My next step is to model the generosity of spirit that I wish to inspire in both of them when future misunderstandings occur. “It seems Trenton really surprised you when he accidentally knocked you to the ground. Are you still angry about that or is it okay now?” Phrasing it this way gives William the opportunity to no longer be angry. The power of choice is huge and can be used to resolve countless conflicts. Otherwise, children may not even realize that they have the option to let go.
“It’s okay,” William replies.
“Did you know that Trenton feels really bad over what happened? He wants you to know he really wasn’t trying to be mean. Did he apologize to you?”

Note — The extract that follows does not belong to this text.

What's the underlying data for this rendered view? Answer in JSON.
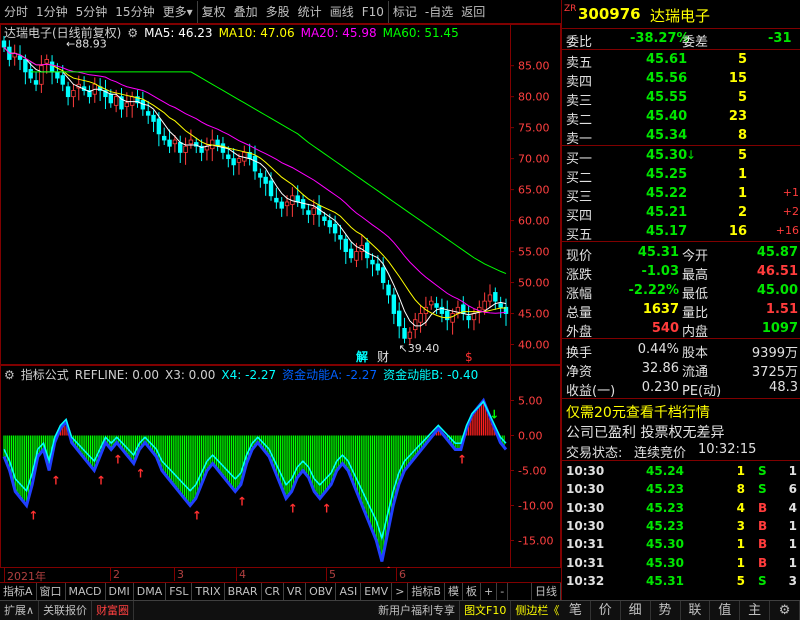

“Did you maybe get a little too upset with him?”
“Thank you for your honesty, William. Neither one of you meant for this to happen. You were both surprised and didn’t react in the best way. It happens. How about you both clearly and calmly say sorry to each other and we can put this behind us.”
I love watching the transformation on children’s faces as they realize the truth. The ability to empathize exists in all of us. We need only call attention to it and it will appear to serve us. The more we cultivate it, the more harmonious our daily interactions with others will be. We cannot help the fact that our ego is typically on the front lines, ready to defend us. It is the ego’s job after all to keep us safe. There comes a point however when we can catch our ego before it takes over and learn to be more generous and empathetic in any given situation.
Now, some of you may be thinking that I put an awful lot of thought and effort into something rather trivial. I beg to differ. Neglecting to take the time to give these boys tools to resolve a conflict in an empathetic and peaceful manner would be a missed opportunity. Conflict resolution courses are great, but nothing serves anyone better than real life experiences. It is when we are in the moment that we can bridge the gap between theory and reality.
Accusations are so easy to make and children are often quick to jump to conclusions. Could this be partly because they are mimicking the adults in their environment? If more adults could learn to address these types of situations in this spirit, I sincerely believe we would witness a dramatic decrease in bully type behaviors. We would create a new, healthier version of “normal” for our children.
If you know yourself, then you’ll not be harmed by what is said about you.
– Arabian Proverb
***Featured image of this article generously provided by https://www.flickr.com/photos/nattu/